::: Available data

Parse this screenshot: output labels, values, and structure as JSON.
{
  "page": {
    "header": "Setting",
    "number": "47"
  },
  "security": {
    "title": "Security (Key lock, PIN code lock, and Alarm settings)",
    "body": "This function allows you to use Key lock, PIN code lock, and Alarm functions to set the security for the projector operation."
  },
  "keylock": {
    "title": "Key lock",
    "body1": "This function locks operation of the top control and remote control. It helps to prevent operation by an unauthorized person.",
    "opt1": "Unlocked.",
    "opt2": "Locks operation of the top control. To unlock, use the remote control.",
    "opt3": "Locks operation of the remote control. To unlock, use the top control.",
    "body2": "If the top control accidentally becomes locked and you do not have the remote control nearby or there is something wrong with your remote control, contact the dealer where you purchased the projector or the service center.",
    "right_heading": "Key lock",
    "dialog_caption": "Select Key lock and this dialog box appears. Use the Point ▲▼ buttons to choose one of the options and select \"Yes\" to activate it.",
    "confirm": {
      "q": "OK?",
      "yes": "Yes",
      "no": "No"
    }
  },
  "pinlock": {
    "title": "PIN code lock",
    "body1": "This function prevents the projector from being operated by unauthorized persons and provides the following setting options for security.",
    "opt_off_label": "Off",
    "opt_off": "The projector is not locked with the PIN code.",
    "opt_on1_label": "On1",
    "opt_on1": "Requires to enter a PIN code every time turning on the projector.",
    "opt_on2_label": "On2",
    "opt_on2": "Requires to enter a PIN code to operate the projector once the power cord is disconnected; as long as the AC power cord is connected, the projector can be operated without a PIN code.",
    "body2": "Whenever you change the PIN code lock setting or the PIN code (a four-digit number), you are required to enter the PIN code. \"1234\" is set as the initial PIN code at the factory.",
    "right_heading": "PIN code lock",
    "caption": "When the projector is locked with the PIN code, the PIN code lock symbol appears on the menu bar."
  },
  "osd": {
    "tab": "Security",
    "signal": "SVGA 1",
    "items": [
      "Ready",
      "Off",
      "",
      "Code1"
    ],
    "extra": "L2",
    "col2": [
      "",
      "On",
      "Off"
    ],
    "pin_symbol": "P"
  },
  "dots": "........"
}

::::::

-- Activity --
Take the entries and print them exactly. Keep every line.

-- Written solution --
Parse this screenshot: output labels, values, and structure as JSON.
{
  "page": {
    "header": "Setting",
    "number": "47"
  },
  "security": {
    "title": "Security (Key lock, PIN code lock, and Alarm settings)",
    "body": "This function allows you to use Key lock, PIN code lock, and Alarm functions to set the security for the projector operation."
  },
  "keylock": {
    "title": "Key lock",
    "body1": "This function locks operation of the top control and remote control. It helps to prevent operation by an unauthorized person.",
    "opt1": "Unlocked.",
    "opt2": "Locks operation of the top control. To unlock, use the remote control.",
    "opt3": "Locks operation of the remote control. To unlock, use the top control.",
    "body2": "If the top control accidentally becomes locked and you do not have the remote control nearby or there is something wrong with your remote control, contact the dealer where you purchased the projector or the service center.",
    "right_heading": "Key lock",
    "dialog_caption": "Select Key lock and this dialog box appears. Use the Point ▲▼ buttons to choose one of the options and select \"Yes\" to activate it.",
    "confirm": {
      "q": "OK?",
      "yes": "Yes",
      "no": "No"
    }
  },
  "pinlock": {
    "title": "PIN code lock",
    "body1": "This function prevents the projector from being operated by unauthorized persons and provides the following setting options for security.",
    "opt_off_label": "Off",
    "opt_off": "The projector is not locked with the PIN code.",
    "opt_on1_label": "On1",
    "opt_on1": "Requires to enter a PIN code every time turning on the projector.",
    "opt_on2_label": "On2",
    "opt_on2": "Requires to enter a PIN code to operate the projector once the power cord is disconnected; as long as the AC power cord is connected, the projector can be operated without a PIN code.",
    "body2": "Whenever you change the PIN code lock setting or the PIN code (a four-digit number), you are required to enter the PIN code. \"1234\" is set as the initial PIN code at the factory.",
    "right_heading": "PIN code lock",
    "caption": "When the projector is locked with the PIN code, the PIN code lock symbol appears on the menu bar."
  },
  "osd": {
    "tab": "Security",
    "signal": "SVGA 1",
    "items": [
      "Ready",
      "Off",
      "",
      "Code1"
    ],
    "extra": "L2",
    "col2": [
      "",
      "On",
      "Off"
    ],
    "pin_symbol": "P"
  },
  "dots": "........"
}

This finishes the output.